"That was the vision we had, and the state came through," Fatialofa-Magalei said. The estimated $7.5 million center is scheduled to open in May.

Another spinoff of the Casey grant is the White Center Community Development Association. This year, it sponsored several events to boost White Center's image — a weekly farmers market throughout the summer and a Cambodian new year's festival in April.

"The Casey Foundation grant has been a big driver," said Peggy Weiss, vice president of the association. "The foundation has brought more than money to White Center. It has brought the ability to leverage support from all kinds of places.

"It lends legitimacy. It gets calls returned. It has us exhausted. It has us exhilarated."

Savun Neang, a father of two who emigrated from Cambodia in 1984, said he is showing his confidence in the community and trust in its people by not installing security bars around the windows of his computer store, Sane Technology, two blocks from the Houks' dual storefronts.

"I came to White Center because there was already Cambodians here," he said. "Many of us have stayed and more want to stay but they won't if the crime continues." If it can overcome its crime problems, Neang said, White Center could become a model.

"More than 40 languages are spoken here," he said. "We have a chance to show everyone that people of many different backgrounds can care for one another and live together in a peaceful way."

Stuart Eskenazi: 206-464-2293 or seskenazi@seattletimes.com

White Center at a glance


Race/Ethnic group:
White: 51.4 percent
Asian: 21 percent
Hispanic/Latino: 12 percent
African American: 6.2 percent
Two or more races: 4.9 percent
Hawaiian/Pacific Islander: 2.5 percent
American Indian/Alaska Native: 1.7 percent
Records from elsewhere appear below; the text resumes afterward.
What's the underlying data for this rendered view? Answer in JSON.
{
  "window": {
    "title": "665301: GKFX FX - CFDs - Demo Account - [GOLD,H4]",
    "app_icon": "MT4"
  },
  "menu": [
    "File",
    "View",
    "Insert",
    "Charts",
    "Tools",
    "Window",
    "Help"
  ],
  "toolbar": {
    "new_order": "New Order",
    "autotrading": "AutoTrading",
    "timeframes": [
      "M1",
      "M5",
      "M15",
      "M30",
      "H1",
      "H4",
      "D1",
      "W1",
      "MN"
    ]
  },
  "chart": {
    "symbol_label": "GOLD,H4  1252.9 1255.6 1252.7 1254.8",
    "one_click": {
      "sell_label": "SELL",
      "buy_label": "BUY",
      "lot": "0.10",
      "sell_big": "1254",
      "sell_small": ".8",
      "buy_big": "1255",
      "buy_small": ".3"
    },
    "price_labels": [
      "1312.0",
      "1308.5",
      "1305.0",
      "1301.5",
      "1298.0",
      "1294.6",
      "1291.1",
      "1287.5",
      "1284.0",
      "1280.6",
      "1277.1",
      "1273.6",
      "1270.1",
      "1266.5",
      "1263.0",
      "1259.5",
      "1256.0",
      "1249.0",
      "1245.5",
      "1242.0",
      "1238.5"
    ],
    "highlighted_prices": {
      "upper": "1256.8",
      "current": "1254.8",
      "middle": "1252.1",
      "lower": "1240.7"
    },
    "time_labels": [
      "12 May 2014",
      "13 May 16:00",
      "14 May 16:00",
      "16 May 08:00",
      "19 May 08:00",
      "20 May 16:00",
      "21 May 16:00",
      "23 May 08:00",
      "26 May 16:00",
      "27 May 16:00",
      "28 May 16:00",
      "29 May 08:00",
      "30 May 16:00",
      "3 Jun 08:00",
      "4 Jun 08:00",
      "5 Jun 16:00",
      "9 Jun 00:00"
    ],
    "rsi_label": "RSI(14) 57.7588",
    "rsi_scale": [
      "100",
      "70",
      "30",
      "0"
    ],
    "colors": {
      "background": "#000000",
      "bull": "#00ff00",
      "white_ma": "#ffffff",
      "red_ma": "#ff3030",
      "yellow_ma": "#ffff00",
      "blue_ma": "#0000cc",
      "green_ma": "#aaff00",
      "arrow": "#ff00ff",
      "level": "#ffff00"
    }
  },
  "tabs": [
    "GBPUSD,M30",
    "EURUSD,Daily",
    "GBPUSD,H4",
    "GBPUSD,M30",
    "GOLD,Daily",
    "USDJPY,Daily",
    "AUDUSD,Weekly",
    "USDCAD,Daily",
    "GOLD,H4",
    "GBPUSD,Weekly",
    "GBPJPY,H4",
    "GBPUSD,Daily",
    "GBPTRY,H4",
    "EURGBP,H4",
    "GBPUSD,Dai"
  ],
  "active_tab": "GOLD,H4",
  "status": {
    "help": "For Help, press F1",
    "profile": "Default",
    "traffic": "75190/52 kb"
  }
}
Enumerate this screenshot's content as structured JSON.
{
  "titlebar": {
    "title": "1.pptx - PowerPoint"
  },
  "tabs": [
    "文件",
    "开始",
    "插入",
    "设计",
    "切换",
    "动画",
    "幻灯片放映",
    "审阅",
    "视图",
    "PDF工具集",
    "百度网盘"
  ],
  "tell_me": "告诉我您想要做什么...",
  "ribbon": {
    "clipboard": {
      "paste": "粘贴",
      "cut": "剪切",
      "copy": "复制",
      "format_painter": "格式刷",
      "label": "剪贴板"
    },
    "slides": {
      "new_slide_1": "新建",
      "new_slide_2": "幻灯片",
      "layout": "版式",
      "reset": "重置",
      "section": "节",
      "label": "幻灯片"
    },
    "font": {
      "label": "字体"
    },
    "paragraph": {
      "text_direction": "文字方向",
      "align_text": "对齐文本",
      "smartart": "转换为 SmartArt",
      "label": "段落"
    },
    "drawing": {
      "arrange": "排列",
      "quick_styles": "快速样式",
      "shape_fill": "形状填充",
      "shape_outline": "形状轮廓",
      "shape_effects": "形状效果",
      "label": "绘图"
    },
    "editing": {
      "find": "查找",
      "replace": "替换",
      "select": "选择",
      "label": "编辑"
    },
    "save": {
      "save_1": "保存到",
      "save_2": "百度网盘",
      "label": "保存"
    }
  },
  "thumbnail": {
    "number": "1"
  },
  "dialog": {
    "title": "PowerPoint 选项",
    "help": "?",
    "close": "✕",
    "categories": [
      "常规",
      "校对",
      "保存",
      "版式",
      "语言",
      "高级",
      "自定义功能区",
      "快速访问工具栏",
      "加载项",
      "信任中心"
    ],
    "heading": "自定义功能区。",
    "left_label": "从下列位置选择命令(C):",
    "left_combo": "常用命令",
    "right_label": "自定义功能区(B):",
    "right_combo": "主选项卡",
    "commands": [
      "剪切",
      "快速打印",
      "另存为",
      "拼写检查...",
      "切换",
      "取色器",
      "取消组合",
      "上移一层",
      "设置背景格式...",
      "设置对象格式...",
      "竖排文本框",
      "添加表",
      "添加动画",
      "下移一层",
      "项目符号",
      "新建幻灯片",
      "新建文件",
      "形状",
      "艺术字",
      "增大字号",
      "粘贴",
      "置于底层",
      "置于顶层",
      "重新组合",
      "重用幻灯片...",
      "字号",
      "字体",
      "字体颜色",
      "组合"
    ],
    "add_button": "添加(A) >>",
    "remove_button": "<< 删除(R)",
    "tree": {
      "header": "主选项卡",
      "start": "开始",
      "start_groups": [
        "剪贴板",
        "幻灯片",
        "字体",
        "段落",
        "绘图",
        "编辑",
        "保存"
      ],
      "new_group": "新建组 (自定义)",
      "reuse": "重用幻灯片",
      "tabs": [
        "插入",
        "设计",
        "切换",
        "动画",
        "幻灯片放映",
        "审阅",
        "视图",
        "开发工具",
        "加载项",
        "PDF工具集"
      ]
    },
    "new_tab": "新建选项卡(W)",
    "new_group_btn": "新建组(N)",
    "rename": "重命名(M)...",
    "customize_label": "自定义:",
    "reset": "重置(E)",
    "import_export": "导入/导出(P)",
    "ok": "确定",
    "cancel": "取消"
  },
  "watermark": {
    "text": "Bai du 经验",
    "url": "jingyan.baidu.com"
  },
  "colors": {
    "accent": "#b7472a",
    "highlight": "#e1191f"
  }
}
Median household income:
White Center: $40,000
King County: $53,000

Adults without high-school diploma:
White Center: 27 percent
King County: 10 percent

Families below poverty line:
White Center: 15 percent
King County: 8 percent

Single-parent households:
White Center: 37 percent
King County: 25 percent

Number of people speaking languages other than English:
Vietnamese: 1,774
Spanish: 1,720
Cambodian: 1,133
Tagalog: 342
African languages: 331

Source: Annie E. Casey Foundation analysis of 2000 U.S. census

Making Connections

Making Connections is a 10-year investment by the Annie E. Casey Foundation to improve conditions for families in tough or isolated neighborhoods. Efforts are concentrated around:

• Creating ways for families to earn a decent living and build assets.

• Building close ties with family, neighbors, faith communities and civic groups.

• Having reliable services close to home.

In 1999, White Center was selected as a testing ground, along with neighborhoods in Denver; Des Moines, Iowa; Indianapolis; and San Antonio. More recently, neighborhoods were added to the project in Hartford, Conn.; Louisville, Ky.; Milwaukee, Wis.; Oakland, Calif.; and Providence, R.I.

Source: Annie E. Casey Foundation